Christopher Luisi spoke out for the rights of migrants and asylum speakers

Nyasha Nyoni
Ossining High School (Ossining, NY)

“I attended a Black Lives Matter Protest in 2020, and I’m currently taking a criminal justice class during which we often discuss racial issues in society. There is much I need to learn, but through my experiences and education on civil rights, it is evident that the issue of racial injustice is not about black against white, or “us” against “them.” As a society, we must all fight for equal justice. We must hold each other accountable and have uncomfortable conversations. Serious reform is needed to eliminate the systems that continue to disenfranchise black and brown people. It is imperative that together, we must change these repressive systems if we are to be a more just and equitable society.”

Hannah Park
Tenafly High School (Tenafly, NJ)

“I truly believe that to be a successful scientist, one must be able to care about their research on a level beyond publishing a paper and receiving awards. I’ve been an advocate for Down syndrome research funding since my freshman year of high school, which culminated in meeting with Congressman Bill Pascrell to convince him to support $260 million increase from the NIH for Down syndrome research funding. To receive the Junior Humanities and Science Symposium Momentum Grant, and to donate it to the Down Syndrome Association, made me feel fulfilled on another level.”

Daniel Shen
William G. Enloe High School (Raleigh, NC)

“Having relatives in China, and attending a public school, I have seen how many young people have limited access to educational resources about technology. So, in 2019, I founded the Technology Empowering Community Hub (TECH), a 501(c) non-profit that aims to spread awareness, increase accessibility, and promote good social ethics about technological resources. We host lessons, camps, competitions, and other activities relating to technology. I’ve found a lot of joy in teaching. No matter if I’m leading a class about conditionals in a crowded library conference room, or announcing “our next speaker” to an audience of 50+ over Zoom, the feeling I get when I see a smile of understanding or hear a thoughtful question is unparalleled.”

Christine Ye
Eastlake High School (Redmond, WA)

“My work with Girls Rock in Science and Math has brought me so much joy! I love creating engaging curriculum and actually getting to talk to these hilarious, sweet, inspiring kids. When I get bogged down by the technical details of my research, I find that teaching and outreach, especially to a young, ultra-curious audience, is the best refresher.”

Hailee Youn
Roslyn High School (Roslyn Heights, NY)

“Our vote is our voice and is the power we hold as citizens of a democratic republic.

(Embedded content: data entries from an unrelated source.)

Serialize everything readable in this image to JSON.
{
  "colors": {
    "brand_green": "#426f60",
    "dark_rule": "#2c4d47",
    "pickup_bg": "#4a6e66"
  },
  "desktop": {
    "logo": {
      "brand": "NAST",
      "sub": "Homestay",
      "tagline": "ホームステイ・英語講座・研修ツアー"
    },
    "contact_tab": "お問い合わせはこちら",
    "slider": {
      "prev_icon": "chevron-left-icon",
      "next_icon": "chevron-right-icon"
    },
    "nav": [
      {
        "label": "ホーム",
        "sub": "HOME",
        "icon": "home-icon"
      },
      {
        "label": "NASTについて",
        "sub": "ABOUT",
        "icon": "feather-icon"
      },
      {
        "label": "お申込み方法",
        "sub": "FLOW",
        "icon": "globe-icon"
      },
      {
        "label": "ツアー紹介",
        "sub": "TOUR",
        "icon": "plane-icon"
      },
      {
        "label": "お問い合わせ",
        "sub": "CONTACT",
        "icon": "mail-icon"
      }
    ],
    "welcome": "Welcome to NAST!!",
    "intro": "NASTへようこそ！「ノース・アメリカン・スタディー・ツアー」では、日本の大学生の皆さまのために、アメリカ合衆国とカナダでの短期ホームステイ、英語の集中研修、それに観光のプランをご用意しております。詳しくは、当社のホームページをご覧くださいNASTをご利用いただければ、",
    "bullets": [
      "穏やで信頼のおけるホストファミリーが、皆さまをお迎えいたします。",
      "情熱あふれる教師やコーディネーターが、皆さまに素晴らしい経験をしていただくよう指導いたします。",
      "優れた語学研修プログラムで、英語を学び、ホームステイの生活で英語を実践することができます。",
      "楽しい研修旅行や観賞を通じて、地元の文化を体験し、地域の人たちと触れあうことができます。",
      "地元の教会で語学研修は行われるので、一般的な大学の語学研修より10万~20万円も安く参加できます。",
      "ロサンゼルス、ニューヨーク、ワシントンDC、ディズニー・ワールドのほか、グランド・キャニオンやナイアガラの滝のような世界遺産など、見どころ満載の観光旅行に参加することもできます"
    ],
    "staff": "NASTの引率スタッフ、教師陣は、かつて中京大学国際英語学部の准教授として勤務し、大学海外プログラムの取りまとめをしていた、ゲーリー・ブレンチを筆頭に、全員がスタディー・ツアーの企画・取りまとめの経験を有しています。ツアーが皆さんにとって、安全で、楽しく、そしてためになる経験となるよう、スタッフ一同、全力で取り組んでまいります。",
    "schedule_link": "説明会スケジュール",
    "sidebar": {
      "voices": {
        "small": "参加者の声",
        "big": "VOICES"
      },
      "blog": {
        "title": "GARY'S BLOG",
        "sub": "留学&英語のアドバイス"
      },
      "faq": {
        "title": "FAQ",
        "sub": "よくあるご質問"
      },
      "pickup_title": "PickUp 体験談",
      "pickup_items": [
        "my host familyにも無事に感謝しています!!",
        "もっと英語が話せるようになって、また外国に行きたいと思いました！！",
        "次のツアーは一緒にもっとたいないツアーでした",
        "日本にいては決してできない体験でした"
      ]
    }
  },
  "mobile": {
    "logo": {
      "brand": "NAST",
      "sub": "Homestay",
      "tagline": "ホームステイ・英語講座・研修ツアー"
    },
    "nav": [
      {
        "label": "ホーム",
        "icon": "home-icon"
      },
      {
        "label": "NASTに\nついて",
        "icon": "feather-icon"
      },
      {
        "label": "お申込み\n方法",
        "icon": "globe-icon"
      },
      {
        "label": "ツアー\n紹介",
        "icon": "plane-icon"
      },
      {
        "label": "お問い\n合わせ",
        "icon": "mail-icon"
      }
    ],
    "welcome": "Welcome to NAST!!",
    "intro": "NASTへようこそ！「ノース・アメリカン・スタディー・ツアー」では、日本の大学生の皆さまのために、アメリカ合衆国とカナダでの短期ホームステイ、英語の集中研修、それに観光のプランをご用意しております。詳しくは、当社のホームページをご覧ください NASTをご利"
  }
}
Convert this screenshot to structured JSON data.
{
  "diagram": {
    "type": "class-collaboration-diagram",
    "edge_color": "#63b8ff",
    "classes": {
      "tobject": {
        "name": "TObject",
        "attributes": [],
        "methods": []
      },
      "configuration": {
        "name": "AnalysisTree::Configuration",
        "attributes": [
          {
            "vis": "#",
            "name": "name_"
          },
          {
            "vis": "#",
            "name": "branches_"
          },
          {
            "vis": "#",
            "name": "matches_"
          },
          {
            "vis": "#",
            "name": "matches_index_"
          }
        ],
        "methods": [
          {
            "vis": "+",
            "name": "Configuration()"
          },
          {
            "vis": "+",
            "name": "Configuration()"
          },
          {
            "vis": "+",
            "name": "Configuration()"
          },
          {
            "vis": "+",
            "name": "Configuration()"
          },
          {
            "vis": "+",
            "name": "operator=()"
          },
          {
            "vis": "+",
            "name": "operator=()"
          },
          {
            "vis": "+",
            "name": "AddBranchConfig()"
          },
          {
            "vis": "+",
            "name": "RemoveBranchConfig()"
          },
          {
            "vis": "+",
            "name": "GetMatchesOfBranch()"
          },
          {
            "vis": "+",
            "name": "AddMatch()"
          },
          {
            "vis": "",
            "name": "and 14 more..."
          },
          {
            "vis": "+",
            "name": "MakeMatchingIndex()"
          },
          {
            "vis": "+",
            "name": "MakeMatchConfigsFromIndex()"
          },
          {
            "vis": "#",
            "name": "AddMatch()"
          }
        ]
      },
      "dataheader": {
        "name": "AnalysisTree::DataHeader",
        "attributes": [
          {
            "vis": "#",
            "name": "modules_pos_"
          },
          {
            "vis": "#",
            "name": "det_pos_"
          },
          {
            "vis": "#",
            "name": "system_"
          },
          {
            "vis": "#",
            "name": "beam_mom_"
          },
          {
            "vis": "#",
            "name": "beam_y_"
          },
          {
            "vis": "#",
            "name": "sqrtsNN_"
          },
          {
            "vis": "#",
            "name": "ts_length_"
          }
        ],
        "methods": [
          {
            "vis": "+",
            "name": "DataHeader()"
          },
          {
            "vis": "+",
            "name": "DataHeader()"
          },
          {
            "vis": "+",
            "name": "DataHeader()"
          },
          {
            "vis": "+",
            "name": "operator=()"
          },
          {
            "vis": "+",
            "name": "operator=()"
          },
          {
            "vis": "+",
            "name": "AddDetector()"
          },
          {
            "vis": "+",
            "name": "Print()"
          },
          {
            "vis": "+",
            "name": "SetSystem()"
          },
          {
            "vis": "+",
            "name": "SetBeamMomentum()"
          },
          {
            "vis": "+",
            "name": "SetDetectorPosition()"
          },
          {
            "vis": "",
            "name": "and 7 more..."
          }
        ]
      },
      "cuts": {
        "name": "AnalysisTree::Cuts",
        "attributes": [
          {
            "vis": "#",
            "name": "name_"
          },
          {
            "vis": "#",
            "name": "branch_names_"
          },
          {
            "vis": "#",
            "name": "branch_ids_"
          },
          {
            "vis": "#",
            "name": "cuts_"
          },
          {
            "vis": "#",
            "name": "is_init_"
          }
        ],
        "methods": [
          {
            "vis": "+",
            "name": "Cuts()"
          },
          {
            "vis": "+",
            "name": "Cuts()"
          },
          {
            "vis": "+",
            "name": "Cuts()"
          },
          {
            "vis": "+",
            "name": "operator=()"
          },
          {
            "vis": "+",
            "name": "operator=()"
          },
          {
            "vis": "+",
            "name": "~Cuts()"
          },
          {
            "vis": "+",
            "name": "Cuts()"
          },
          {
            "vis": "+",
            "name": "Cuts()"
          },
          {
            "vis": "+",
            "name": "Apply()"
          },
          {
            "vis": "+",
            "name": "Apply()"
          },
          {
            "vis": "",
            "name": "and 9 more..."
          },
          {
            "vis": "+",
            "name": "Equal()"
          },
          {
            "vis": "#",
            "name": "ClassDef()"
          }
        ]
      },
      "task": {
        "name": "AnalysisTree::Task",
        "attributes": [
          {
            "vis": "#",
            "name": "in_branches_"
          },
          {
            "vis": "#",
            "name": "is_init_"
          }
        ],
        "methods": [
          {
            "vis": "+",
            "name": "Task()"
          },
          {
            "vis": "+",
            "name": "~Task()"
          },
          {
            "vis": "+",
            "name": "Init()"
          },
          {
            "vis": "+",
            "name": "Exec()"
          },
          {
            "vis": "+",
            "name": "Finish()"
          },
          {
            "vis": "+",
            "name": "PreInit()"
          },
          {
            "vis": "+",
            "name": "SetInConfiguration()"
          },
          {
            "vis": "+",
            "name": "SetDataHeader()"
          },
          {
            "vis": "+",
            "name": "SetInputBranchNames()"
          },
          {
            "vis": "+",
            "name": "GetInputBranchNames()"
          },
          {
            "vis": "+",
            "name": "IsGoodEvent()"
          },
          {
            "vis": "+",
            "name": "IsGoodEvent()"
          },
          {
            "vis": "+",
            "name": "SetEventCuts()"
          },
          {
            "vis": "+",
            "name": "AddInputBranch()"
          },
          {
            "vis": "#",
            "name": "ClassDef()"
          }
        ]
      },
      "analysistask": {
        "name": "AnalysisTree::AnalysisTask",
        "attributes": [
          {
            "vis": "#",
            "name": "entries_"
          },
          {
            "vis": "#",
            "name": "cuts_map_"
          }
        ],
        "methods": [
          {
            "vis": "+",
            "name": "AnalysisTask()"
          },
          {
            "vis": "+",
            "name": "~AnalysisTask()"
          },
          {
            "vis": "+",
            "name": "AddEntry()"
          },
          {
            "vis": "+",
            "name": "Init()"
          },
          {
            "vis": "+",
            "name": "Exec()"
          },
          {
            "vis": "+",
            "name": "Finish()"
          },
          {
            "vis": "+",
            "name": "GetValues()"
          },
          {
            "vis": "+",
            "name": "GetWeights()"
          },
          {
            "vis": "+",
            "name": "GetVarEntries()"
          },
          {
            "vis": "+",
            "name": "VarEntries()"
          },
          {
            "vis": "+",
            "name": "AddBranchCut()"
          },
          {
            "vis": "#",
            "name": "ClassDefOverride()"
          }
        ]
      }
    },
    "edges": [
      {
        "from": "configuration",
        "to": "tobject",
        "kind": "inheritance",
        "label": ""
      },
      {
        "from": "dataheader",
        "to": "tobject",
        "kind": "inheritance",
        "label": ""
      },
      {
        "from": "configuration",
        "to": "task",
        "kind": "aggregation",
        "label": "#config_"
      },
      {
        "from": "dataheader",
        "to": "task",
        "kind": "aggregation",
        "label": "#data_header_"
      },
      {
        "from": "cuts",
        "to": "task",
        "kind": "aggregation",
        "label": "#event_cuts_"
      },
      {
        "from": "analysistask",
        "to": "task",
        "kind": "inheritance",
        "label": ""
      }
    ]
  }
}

The fact that almost half of U.S. citizens consistently choose not to vote in elections is highly concerning and fascinating to me. To quench my immense curiosity, I began on the local level by standing on the streets of Manhattan and conversing with passersby, helping to register over 500 first-time voters. Progressing to the state- level, I worked with grassroots organizations to speak with New York and New Jersey State elected officials. I presented ideas for incentivizing voting and shared my perspective as a high school citizen interested in political science. Garnering attention, I had the opportunity to propel my mission onto the national level and speak with U.S. Representatives, Thomas Suozzi and Congresswoman Grace Meng. As productive as these conversations were, I wanted to get a better understanding of the psychology behind deciding whether or not to vote. Thus, my current behavioral science research commenced.”

Hailee Youn is an advocate for voter participation

Stay tuned for the Regeneron Science Talent Search winners’ announcement on the evening of March 15. Bookmark the link to watch the awards ceremony livestream when we will announce the winner of the $250,000 top award!

Kevin Easterly